*DATA RECORDS*.
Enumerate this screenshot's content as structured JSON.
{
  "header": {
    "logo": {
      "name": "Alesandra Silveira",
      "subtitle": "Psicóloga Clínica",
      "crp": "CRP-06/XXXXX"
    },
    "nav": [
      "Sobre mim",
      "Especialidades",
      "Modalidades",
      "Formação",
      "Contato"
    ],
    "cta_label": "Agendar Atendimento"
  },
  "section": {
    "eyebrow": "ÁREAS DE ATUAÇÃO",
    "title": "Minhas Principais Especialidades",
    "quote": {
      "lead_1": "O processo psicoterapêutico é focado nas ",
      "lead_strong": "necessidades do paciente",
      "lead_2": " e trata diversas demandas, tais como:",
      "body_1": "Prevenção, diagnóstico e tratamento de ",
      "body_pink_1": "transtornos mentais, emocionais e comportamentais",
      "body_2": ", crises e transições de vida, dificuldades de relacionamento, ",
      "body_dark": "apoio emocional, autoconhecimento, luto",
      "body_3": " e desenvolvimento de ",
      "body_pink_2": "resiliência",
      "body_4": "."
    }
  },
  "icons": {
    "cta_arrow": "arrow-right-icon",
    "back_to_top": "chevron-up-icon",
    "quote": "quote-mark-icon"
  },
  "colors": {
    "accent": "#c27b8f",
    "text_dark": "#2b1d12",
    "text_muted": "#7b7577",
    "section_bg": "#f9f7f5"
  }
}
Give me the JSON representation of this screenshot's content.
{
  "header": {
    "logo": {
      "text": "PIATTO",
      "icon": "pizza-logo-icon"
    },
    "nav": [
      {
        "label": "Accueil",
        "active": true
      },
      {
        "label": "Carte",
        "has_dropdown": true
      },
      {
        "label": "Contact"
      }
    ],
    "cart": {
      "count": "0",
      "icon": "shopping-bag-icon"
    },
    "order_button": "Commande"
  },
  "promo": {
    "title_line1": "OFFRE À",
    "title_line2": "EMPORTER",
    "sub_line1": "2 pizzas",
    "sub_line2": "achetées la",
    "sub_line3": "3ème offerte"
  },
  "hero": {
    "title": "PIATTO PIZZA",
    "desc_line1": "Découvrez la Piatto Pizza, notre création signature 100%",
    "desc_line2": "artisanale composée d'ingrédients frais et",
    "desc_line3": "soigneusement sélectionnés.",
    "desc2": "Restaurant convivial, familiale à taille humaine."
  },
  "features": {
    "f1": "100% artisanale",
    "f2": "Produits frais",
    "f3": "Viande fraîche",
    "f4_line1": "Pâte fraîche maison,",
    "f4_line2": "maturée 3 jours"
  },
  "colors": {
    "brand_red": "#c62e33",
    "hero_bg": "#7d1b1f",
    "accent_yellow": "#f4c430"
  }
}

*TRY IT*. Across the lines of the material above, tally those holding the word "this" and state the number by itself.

*ANSWER AREA*. 2